Minister for Climate Change and Sustainability
The Honourable Kate Jones
Friday, January 28, 2011
Test results have confirmed Oxley Creek in Brisbane’s southern suburbs has suffered a major blow as result of massive flooding in the area.
Climate Change and Sustainability Minister Kate Jones said water quality results showed very high levels of enterococci, an indicator of faecal contamination as a result of sewerage overflow.
“Queensland Urban Utilities Oxley Sewage Treatment plant suffered major damage in recent flooding with significant impacts on its treatment capacity,” Ms Jones said.
“Test results show levels of enterococci just downstream of the sewage plant at Oxley Creek Common are over 250 times higher than typical levels.
“This is a devastating result for the people who have worked so hard to build the resilience of this iconic local waterway.”
Queensland Health has reiterated its advice that, due to the sewage contamination, the community should take all precautions to avoid any contact with this water.
Queensland Health advise that until the sewage treatment infrastructure is repaired and the disinfection processes are restored at the sewage treatment plant, the contamination of the creek and risk to human health will continue to remain high.
Healthy Waterways CEO Peter Schneider said the sewage contamination will limit recreational opportunities to the waterways of South East Queensland including Oxley Creek.
“With lower dissolved oxygen in the water, the likelihood of fish kills is increased,” he said.
“We can also expect to see high levels of nutrients resulting in algal blooms and following these blooms we are likely to see ongoing impacts to the health of the riverine environment.”
Ms Jones said the environmental damage of the floods was so frustrating in an area where the local community had worked so hard to improve and care for the Oxley Creek catchment.
“Oxley Creek has been the subject of intense restoration efforts over recent years, and the fantastic efforts of the Oxley Creek Catchment Association were recognised with the 2009 National Riverprize award.
“All that work has built up the resilience of this waterway for major events, but the impact of the recent flooding and the sewerage overflow is significant.
“DERM is conducting a detailed water quality monitoring program in the Oxley Creek area and the results of further tests, including for pesticides, chemicals and other substances are expected in the coming week.”
Director-General of the Department of Environment and Resource Management John Bradley said a comprehensive cleanup and recovery program will be commencing in Brisbane waterways including the Oxley Creek, Blunder Creek and Stable Swamp Creek.
“We have seen an early focus on key sites where industrial containers and potential sources of chemical contamination have collected as flood debris but we are now working with a number of agencies on the systematic cleanup of these waterways.”
Mr Bradley said QUU would soon submit a program of works to DERM to return the Sewage Treatment Plant to normal operating levels but it may be up to 3 months before the plant is fully complying with its normal licence conditions.
“While QUU is working as quickly as possible to get disinfection back online at minimum, the plant is currently providing no secondary or tertiary treatment.”
“We will continue to keep the community up to date as we work through this process with Brisbane City Council and QUU.”
Oxley Creek is a major tributary of the Brisbane River, running through many Brisbane suburbs.

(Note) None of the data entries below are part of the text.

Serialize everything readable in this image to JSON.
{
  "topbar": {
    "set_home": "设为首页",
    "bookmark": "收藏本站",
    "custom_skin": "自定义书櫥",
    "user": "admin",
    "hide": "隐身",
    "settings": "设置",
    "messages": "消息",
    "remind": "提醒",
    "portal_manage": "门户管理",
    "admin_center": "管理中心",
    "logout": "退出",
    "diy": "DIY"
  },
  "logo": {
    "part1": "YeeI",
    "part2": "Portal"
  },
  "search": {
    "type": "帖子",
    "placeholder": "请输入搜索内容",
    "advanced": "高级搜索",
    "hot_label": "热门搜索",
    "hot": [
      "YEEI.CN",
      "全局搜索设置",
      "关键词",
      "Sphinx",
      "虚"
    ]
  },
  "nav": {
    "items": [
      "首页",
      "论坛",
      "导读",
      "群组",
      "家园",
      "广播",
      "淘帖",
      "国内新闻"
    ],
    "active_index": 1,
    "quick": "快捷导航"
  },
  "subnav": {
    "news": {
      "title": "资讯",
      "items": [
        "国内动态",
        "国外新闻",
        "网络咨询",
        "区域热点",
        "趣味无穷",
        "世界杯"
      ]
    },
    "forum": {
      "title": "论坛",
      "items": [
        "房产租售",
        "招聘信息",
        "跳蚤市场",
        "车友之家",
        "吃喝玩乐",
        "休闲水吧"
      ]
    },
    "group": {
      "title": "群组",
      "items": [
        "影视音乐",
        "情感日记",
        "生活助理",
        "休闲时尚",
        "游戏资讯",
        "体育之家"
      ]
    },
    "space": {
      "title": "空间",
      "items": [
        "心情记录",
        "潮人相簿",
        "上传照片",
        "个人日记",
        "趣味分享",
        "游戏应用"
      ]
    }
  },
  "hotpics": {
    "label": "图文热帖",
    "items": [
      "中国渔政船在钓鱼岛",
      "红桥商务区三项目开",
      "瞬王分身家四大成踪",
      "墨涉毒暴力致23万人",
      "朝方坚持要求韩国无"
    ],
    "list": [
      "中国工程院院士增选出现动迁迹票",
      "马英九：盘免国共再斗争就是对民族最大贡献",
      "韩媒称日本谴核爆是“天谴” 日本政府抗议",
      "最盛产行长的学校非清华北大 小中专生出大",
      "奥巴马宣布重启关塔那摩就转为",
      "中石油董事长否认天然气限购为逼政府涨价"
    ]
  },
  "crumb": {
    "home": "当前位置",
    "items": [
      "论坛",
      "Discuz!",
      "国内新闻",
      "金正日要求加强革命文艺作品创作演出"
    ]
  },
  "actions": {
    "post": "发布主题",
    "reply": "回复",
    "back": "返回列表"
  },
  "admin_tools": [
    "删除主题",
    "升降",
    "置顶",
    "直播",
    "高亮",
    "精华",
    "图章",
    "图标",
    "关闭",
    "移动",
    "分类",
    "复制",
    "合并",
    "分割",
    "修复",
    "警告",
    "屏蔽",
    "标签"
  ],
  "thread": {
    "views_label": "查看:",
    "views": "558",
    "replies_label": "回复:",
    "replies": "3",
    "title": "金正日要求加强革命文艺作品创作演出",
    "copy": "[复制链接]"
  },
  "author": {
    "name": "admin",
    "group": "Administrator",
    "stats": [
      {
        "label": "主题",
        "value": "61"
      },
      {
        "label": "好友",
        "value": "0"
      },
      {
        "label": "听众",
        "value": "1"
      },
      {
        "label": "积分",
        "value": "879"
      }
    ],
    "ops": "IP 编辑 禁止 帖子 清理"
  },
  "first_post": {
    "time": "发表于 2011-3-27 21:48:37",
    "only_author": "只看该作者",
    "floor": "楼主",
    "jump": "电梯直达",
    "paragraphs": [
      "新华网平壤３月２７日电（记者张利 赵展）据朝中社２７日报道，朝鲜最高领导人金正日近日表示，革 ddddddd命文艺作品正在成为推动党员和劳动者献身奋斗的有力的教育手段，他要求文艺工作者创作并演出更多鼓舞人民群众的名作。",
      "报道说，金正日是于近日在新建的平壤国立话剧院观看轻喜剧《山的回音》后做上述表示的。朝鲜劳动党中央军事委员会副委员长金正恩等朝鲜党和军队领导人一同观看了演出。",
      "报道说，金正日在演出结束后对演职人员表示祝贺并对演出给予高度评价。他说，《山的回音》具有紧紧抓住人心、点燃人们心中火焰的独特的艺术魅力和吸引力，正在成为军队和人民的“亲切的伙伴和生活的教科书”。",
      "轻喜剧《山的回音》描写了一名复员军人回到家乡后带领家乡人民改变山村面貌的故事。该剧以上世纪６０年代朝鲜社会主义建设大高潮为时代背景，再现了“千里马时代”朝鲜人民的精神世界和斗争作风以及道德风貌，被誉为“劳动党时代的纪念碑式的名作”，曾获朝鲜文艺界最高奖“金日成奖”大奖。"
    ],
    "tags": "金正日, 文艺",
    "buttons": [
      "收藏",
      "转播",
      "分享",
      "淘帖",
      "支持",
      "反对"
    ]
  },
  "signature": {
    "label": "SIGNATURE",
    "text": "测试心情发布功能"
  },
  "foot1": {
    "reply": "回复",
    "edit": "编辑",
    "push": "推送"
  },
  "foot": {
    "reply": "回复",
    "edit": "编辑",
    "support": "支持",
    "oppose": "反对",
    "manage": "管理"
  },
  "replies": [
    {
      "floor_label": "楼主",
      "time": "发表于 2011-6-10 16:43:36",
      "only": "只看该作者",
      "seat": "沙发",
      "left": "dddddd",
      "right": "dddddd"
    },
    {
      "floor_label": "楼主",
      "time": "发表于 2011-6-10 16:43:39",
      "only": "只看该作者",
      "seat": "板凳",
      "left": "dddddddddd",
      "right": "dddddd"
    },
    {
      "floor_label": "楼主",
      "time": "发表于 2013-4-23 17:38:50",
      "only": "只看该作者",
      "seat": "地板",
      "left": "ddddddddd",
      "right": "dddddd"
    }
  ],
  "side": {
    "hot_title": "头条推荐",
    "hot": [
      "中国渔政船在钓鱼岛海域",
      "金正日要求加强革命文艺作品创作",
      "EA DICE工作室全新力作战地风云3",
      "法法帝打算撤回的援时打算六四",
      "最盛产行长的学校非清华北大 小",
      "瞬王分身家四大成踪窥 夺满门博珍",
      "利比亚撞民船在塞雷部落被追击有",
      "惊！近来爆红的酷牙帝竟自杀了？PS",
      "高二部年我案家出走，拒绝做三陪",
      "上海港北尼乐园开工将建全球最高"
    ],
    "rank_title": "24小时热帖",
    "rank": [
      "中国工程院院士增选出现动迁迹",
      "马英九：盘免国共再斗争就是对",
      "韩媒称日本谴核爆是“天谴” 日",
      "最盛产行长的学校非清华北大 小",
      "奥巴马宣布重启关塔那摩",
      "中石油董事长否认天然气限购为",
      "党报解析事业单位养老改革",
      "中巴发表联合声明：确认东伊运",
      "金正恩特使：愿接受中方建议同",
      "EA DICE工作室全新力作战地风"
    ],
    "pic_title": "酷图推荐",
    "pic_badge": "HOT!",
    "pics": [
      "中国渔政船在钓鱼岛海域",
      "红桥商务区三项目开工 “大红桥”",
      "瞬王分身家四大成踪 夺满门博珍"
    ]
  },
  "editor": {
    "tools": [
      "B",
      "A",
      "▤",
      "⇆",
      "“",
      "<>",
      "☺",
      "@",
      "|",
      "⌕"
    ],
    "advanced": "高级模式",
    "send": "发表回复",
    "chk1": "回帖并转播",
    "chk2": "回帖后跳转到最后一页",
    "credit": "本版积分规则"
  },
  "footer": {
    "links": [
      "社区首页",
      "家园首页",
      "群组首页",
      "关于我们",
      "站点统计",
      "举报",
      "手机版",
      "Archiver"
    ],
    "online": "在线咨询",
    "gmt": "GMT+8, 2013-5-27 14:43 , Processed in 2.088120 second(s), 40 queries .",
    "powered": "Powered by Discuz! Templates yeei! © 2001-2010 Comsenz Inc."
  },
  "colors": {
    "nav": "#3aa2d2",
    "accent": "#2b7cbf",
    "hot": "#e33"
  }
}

The suburbs most affected are those downstream of the sewage treatment plant. Oxley Creek plays an important role in the local ecosystem, providing riparian conservation, bird habitat as well as usually maintaining the quality of Brisbane River and the Bay.
Original Qld Govt media statement can be found here